■ Work task: How many lines below contain the word "Studio"? Reply solely with the number.

■ Supplied records:
- - - - -

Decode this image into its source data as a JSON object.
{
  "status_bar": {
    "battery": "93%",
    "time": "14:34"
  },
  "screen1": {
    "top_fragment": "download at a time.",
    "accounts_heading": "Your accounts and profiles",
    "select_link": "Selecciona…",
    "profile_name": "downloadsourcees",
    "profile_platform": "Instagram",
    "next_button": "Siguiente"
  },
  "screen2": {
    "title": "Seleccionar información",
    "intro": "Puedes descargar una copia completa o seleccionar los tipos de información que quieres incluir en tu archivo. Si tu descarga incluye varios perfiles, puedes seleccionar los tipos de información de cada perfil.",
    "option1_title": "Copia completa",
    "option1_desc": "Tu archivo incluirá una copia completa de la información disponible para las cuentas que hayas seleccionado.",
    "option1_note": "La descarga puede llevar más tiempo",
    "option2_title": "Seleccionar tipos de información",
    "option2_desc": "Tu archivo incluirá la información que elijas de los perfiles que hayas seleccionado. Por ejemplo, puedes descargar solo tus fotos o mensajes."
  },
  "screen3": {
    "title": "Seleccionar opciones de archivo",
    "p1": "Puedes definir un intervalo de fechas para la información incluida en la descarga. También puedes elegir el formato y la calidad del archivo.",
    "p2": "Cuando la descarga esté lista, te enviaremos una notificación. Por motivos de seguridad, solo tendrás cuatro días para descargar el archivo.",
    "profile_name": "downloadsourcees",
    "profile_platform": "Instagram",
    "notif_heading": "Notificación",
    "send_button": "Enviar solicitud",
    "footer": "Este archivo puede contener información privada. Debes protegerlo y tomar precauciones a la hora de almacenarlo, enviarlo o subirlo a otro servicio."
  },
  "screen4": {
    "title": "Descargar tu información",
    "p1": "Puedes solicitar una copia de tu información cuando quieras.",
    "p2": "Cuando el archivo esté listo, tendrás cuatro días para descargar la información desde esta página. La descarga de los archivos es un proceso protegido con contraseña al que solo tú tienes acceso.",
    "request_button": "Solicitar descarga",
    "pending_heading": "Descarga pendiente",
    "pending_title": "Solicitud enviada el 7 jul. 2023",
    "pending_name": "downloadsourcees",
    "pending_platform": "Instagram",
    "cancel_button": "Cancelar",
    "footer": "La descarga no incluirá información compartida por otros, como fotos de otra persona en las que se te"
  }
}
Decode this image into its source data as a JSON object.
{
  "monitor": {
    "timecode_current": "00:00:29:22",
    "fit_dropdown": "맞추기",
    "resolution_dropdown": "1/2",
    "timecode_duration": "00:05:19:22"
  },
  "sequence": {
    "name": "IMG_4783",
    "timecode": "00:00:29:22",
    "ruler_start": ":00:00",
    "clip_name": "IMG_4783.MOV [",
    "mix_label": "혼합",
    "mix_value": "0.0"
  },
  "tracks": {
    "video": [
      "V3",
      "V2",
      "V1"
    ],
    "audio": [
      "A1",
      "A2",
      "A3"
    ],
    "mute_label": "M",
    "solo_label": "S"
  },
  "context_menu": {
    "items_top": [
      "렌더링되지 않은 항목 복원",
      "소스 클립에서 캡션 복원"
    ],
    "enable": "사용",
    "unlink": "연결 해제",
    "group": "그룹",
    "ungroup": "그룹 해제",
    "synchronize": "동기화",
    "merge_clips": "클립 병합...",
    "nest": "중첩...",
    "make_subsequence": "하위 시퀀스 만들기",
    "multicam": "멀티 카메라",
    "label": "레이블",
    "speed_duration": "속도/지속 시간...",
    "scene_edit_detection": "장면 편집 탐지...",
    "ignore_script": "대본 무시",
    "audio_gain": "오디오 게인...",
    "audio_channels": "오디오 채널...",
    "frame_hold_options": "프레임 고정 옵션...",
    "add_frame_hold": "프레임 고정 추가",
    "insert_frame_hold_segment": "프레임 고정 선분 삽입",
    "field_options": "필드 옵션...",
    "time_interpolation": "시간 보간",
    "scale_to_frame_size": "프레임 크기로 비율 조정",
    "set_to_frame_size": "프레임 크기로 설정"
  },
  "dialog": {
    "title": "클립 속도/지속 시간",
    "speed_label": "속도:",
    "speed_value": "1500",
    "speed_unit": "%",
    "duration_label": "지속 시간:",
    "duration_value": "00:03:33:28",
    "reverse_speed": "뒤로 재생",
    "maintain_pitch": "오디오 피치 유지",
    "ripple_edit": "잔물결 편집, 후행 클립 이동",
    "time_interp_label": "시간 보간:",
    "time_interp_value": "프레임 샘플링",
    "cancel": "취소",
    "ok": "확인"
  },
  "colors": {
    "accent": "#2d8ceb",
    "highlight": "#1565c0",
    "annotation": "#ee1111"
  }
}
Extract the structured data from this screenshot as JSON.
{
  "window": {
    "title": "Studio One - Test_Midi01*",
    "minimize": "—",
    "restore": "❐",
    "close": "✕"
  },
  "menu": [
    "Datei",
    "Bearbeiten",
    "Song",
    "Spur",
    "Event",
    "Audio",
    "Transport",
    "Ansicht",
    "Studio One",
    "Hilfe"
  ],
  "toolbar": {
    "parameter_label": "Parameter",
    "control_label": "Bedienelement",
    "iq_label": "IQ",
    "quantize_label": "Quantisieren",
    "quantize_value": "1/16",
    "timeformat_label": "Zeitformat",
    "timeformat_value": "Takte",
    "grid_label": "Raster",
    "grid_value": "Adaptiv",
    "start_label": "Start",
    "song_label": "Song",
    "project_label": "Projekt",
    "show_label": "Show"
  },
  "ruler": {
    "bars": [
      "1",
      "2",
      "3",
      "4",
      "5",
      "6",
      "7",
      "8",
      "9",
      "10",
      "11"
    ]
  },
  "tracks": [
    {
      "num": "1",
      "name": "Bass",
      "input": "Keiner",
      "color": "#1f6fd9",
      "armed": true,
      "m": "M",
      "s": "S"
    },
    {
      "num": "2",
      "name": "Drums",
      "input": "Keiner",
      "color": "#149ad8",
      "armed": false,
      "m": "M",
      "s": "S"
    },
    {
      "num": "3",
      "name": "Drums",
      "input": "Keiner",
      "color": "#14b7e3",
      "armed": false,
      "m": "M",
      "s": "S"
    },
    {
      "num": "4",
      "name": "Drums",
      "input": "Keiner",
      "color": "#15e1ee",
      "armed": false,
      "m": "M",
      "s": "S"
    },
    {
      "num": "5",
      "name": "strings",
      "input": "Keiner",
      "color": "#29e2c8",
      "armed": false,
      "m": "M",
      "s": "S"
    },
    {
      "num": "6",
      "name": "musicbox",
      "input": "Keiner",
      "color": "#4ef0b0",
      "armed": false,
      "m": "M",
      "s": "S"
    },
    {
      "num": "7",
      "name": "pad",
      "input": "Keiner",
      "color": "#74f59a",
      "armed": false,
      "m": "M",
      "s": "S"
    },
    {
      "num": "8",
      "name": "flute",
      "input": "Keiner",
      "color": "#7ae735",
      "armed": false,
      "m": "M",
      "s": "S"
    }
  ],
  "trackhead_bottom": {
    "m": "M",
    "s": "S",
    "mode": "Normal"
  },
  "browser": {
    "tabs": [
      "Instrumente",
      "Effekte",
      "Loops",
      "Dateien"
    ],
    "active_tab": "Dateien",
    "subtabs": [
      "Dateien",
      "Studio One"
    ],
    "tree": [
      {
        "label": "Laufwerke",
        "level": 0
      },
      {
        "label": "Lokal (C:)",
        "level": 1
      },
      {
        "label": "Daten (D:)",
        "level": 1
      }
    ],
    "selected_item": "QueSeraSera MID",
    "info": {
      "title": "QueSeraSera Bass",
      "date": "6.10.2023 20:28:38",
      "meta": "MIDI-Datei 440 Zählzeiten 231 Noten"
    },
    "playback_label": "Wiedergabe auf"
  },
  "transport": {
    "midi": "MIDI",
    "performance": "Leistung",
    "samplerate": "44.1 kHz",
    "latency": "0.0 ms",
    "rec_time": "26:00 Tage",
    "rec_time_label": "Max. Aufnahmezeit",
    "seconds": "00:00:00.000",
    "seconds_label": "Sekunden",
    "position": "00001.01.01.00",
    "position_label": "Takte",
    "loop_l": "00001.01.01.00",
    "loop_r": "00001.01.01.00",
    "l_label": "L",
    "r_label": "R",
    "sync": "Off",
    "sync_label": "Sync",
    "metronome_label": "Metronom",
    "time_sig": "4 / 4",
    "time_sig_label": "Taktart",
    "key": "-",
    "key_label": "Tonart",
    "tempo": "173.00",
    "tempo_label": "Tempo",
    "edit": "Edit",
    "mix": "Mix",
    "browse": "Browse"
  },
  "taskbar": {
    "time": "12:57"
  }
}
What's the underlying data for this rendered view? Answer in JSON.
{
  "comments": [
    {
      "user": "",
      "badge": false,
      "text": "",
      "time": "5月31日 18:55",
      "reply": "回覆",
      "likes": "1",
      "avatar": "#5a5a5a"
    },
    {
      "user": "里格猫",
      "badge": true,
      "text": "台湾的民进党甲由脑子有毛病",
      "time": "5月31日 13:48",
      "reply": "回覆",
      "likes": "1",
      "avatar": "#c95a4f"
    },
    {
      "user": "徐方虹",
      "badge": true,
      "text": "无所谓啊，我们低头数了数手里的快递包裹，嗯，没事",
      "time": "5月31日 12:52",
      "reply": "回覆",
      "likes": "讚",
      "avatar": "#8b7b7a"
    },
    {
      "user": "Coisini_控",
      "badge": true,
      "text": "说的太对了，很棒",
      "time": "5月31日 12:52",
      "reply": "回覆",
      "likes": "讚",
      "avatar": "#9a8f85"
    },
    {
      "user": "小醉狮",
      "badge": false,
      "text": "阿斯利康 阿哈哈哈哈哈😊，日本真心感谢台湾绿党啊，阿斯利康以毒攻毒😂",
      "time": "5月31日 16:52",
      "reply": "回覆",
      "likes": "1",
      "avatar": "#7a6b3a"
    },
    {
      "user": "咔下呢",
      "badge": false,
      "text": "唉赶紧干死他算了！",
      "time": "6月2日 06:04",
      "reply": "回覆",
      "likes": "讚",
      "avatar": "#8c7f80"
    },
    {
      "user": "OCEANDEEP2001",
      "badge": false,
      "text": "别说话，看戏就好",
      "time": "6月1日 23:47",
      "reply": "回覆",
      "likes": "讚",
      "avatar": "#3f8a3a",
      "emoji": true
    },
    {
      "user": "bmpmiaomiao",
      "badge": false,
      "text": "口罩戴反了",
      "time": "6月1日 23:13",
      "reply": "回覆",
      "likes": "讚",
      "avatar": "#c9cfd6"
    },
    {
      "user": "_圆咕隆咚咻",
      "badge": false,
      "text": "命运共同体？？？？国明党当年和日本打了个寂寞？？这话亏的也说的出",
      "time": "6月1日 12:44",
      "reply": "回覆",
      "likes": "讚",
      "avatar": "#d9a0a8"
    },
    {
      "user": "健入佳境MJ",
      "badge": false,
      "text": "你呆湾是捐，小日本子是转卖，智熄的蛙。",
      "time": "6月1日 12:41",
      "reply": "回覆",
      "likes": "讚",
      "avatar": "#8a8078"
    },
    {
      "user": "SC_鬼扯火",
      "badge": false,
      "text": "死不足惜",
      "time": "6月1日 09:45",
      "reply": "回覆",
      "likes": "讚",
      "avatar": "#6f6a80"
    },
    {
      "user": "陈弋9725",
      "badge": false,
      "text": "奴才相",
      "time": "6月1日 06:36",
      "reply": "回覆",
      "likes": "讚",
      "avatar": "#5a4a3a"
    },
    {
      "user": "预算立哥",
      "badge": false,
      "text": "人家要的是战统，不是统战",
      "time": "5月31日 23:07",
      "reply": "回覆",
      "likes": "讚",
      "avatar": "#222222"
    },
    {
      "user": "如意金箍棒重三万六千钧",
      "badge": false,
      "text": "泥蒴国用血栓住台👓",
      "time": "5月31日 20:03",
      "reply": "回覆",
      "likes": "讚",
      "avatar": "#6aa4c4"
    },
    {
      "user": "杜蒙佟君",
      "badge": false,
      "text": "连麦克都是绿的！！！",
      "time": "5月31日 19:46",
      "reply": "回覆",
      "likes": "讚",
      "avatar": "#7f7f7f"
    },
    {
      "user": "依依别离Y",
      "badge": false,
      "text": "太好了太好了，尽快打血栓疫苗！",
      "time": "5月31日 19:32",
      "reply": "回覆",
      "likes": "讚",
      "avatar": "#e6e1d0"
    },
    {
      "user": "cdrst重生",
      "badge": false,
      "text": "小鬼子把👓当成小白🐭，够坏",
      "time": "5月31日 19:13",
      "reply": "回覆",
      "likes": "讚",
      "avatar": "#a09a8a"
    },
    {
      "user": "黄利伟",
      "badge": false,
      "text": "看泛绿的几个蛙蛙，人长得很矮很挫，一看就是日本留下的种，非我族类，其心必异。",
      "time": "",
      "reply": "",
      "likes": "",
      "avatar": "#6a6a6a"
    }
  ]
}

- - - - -

■ Result: 3